Volume 2003 (2003), Issue 1, Pages 35-47
http://dx.doi.org/10.1155/S1110724303209037
Review article

Gene Therapy Applications to Cancer Treatment

Department of Medical Oncology, Institut Curie, 26 rue D'ulm, Paris Cedex 05 75248, France

Received 24 June 2002; Accepted 19 July 2002

Copyright © 2003 Hindawi Publishing Corporation. This is an open access article distributed under the Creative Commons Attribution License, which permits unrestricted use, distribution, and reproduction in any medium, provided the original work is properly cited.

Abstract

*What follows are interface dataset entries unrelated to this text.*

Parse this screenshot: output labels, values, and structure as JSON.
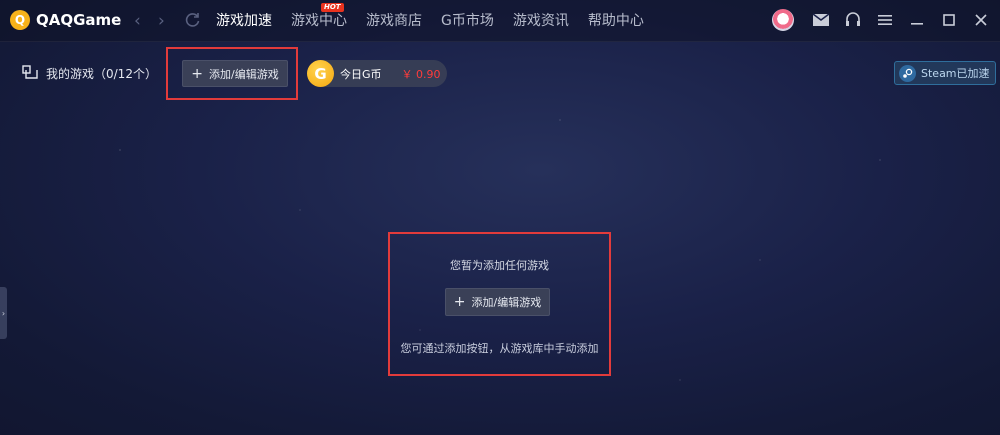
{
  "app": {
    "name": "QAQGame",
    "logo_glyph": "Q"
  },
  "nav": {
    "tabs": [
      {
        "label": "游戏加速",
        "active": true
      },
      {
        "label": "游戏中心",
        "badge": "HOT"
      },
      {
        "label": "游戏商店"
      },
      {
        "label": "G币市场"
      },
      {
        "label": "游戏资讯"
      },
      {
        "label": "帮助中心"
      }
    ]
  },
  "toolbar": {
    "my_games_label": "我的游戏（0/12个）",
    "add_edit_label": "添加/编辑游戏",
    "gcoin": {
      "icon_glyph": "G",
      "label": "今日G币",
      "value": "￥ 0.90"
    },
    "steam_label": "Steam已加速"
  },
  "empty_state": {
    "title": "您暂为添加任何游戏",
    "button_label": "添加/编辑游戏",
    "hint": "您可通过添加按钮，从游戏库中手动添加"
  },
  "colors": {
    "accent_red": "#e23b3b",
    "gcoin_gold": "#f5a70f",
    "price_red": "#ff3b3b"
  }
}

Over the past ten years significant advances have been made in the fields of gene therapy and tumour immunology, such that there now exists a considerable body of evidence validating the proof in the principle of gene therapy based cancer vaccines. While clinical benefit has so far been marginal, data from preclinical and early clinical trials of gene therapy combined with standard therapies are strongly suggestive of additional benefit. Many reasons have been proposed to explain the paucity of clinical responses to single agent vaccination strategies including the poor antigenicity of tumour cells and the development of tolerance through down-regulation of MHC, costimulatory, signal transduction, and other molecules essential for the generation of strong immune responses. In addition, there is now evidence from animal models that the growing tumour may actively inhibit the host immune response. Removal of the primary tumour prior to T cell transfer from the spleen of cancer bearing animals, led to effective tumour cell line specific immunity in the recipient mouse suggesting that there is an ongoing tumour-host interaction. This model also illustrates the potential difficulties of clinical vaccine trials in patients with advanced stage disease.